Interface dataset entries:
────────

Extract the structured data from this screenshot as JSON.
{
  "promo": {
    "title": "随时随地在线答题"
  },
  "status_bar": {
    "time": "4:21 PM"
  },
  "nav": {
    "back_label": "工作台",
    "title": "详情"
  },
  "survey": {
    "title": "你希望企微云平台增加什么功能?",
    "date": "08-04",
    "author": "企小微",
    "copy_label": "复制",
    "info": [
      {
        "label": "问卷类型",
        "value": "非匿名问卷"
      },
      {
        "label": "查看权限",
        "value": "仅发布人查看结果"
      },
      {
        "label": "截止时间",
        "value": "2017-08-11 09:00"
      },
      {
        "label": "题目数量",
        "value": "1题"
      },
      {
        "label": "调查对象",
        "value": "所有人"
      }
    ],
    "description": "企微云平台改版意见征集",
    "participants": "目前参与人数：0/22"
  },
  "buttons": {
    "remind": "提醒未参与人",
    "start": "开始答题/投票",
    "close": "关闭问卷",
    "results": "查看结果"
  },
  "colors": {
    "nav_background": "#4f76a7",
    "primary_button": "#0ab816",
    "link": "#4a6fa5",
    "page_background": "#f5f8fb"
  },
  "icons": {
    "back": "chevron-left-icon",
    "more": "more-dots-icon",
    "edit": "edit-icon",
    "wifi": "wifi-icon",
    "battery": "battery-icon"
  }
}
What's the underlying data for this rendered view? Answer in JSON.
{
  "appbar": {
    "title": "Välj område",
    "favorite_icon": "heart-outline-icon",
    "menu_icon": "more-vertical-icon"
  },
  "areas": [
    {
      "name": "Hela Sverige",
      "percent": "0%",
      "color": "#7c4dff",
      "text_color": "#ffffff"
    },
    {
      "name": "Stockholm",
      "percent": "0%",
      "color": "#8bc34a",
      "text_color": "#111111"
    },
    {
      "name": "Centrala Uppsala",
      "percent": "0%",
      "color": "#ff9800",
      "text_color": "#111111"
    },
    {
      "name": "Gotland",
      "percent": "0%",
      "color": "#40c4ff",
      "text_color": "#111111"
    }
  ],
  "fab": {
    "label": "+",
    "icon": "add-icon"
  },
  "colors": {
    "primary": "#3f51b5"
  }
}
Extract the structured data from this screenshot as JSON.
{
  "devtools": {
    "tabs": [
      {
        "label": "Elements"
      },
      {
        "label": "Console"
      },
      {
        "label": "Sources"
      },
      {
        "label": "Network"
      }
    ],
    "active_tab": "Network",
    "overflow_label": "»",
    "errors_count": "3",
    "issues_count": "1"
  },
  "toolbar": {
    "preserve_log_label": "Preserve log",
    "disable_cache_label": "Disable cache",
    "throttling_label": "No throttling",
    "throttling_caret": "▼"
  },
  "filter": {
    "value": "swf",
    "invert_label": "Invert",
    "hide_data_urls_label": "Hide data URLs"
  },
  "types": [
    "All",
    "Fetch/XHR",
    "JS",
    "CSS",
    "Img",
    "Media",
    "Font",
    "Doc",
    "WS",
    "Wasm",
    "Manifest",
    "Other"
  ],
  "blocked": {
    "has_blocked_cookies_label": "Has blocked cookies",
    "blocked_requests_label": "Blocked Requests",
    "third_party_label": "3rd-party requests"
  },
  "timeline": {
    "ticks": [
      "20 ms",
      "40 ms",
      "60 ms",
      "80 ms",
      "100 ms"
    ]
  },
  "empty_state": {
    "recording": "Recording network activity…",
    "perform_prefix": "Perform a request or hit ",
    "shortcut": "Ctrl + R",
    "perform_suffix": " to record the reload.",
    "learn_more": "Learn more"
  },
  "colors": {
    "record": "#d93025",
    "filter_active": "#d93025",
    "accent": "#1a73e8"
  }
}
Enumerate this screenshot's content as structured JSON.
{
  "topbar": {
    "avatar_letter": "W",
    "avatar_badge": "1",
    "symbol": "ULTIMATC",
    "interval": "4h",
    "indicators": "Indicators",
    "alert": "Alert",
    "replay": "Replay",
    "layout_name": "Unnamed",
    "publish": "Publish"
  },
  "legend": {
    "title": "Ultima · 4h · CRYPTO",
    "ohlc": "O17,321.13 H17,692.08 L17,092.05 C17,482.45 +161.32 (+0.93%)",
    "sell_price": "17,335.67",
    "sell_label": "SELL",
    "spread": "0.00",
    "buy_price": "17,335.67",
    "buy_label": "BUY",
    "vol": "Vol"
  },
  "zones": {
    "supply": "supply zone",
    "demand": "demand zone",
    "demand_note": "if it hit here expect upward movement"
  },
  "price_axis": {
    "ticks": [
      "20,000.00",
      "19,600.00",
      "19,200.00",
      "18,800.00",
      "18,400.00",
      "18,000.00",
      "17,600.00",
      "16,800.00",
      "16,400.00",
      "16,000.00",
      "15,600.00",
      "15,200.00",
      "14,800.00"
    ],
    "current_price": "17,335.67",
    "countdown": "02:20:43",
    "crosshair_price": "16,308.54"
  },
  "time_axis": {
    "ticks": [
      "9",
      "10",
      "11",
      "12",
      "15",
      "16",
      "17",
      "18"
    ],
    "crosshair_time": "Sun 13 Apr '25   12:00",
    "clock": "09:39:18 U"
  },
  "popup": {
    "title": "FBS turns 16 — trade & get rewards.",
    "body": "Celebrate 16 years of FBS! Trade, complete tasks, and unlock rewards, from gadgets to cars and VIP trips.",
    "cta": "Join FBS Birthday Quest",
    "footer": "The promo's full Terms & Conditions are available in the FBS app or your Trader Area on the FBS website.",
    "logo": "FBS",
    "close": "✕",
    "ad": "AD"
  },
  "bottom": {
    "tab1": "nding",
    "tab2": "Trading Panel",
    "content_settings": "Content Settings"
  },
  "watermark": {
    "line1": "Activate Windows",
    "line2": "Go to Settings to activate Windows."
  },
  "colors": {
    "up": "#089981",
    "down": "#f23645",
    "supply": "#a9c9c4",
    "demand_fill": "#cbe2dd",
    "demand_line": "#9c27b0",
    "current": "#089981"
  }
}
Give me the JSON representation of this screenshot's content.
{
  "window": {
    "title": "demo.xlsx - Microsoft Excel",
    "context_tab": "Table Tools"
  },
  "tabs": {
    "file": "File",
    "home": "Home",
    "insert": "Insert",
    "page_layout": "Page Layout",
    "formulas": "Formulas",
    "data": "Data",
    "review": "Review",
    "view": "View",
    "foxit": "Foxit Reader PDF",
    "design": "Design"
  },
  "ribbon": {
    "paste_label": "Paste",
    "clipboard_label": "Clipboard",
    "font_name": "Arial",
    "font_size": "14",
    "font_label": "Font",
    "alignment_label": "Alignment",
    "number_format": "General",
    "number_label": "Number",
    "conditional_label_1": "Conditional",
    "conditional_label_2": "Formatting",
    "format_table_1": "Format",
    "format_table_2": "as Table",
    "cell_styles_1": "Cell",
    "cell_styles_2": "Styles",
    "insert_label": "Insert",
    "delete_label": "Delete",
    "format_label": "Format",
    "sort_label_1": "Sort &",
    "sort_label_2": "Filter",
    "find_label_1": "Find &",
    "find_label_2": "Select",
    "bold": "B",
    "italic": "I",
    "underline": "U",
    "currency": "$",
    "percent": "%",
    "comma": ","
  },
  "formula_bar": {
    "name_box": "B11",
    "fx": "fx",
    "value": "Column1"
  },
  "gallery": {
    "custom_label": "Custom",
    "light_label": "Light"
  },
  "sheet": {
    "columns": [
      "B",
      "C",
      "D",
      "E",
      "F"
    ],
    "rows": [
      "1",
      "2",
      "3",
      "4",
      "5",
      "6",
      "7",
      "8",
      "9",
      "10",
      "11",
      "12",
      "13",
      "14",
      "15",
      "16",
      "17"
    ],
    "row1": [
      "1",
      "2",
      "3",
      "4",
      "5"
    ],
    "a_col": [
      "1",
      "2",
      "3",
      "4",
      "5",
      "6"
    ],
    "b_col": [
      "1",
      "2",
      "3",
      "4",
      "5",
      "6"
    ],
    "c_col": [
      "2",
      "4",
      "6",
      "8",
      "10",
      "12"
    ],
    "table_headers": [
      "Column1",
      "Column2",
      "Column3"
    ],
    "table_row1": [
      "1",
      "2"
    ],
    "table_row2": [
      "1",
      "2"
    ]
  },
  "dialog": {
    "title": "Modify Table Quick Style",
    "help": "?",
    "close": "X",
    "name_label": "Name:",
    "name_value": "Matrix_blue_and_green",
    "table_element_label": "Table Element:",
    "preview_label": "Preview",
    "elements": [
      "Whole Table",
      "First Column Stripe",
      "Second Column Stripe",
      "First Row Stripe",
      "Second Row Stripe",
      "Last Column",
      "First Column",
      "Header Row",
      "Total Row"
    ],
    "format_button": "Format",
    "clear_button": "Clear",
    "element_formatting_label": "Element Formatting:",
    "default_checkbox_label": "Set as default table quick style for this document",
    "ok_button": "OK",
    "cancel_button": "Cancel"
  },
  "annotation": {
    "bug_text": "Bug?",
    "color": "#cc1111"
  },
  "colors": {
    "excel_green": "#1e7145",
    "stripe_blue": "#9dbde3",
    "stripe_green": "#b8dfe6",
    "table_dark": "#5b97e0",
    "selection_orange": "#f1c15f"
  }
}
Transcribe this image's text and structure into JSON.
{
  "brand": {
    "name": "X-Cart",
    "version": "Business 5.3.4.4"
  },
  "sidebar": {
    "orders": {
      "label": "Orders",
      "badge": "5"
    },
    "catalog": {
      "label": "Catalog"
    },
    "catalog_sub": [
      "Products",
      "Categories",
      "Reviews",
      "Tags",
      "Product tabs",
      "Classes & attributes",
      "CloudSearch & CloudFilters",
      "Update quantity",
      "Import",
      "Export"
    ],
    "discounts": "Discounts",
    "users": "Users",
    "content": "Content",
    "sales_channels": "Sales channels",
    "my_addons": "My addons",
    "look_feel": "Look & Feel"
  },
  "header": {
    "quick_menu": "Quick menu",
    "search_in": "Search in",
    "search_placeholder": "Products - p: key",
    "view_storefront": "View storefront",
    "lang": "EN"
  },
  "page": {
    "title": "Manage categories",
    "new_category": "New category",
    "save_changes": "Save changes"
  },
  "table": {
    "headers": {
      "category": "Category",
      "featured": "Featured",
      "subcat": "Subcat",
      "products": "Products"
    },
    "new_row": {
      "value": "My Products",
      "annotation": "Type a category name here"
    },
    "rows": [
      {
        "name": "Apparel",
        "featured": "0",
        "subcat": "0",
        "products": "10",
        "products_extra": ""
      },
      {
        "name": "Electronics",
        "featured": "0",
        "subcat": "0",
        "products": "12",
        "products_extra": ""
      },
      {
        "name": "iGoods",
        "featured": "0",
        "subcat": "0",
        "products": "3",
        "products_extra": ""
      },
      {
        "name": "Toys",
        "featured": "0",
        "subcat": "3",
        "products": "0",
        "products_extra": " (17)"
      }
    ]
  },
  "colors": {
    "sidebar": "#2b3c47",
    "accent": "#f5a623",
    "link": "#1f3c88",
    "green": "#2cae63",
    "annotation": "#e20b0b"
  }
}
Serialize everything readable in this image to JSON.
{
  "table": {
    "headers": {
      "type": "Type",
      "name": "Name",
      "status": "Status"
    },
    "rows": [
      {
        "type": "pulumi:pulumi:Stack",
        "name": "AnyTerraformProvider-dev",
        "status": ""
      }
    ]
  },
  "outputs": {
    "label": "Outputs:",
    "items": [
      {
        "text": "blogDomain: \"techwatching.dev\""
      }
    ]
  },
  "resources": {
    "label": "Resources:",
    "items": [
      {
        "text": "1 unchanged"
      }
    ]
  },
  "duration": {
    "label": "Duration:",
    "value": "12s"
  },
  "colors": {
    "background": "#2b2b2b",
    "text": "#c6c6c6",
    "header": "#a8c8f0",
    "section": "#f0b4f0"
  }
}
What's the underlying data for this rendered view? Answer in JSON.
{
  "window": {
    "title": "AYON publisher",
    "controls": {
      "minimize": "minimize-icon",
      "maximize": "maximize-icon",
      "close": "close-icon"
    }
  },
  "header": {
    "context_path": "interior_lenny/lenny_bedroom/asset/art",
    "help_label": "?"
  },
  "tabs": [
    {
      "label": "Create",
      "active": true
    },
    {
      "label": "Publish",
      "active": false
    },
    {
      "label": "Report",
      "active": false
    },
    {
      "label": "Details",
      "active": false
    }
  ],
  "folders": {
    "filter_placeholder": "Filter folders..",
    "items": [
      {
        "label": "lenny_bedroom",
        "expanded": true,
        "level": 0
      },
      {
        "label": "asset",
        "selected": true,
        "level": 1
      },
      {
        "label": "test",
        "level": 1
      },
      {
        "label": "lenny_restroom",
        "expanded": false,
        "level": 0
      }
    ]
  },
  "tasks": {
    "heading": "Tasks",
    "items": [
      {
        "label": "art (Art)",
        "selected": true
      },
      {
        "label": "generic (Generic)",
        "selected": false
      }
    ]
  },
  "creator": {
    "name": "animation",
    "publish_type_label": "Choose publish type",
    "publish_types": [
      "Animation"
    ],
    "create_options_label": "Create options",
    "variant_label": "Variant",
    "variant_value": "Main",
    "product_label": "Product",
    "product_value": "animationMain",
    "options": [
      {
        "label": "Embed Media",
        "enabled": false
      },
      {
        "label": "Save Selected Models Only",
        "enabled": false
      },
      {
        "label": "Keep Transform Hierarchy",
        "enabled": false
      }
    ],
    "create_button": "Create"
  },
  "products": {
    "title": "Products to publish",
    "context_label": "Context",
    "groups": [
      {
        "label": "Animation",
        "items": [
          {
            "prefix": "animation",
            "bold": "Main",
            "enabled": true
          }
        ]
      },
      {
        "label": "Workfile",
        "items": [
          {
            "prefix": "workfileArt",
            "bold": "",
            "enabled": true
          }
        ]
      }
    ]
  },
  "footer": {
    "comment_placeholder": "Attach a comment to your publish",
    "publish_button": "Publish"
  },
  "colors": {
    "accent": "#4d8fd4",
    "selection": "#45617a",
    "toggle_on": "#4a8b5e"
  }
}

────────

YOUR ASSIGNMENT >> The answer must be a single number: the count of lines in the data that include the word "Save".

TASK RESULT >> 2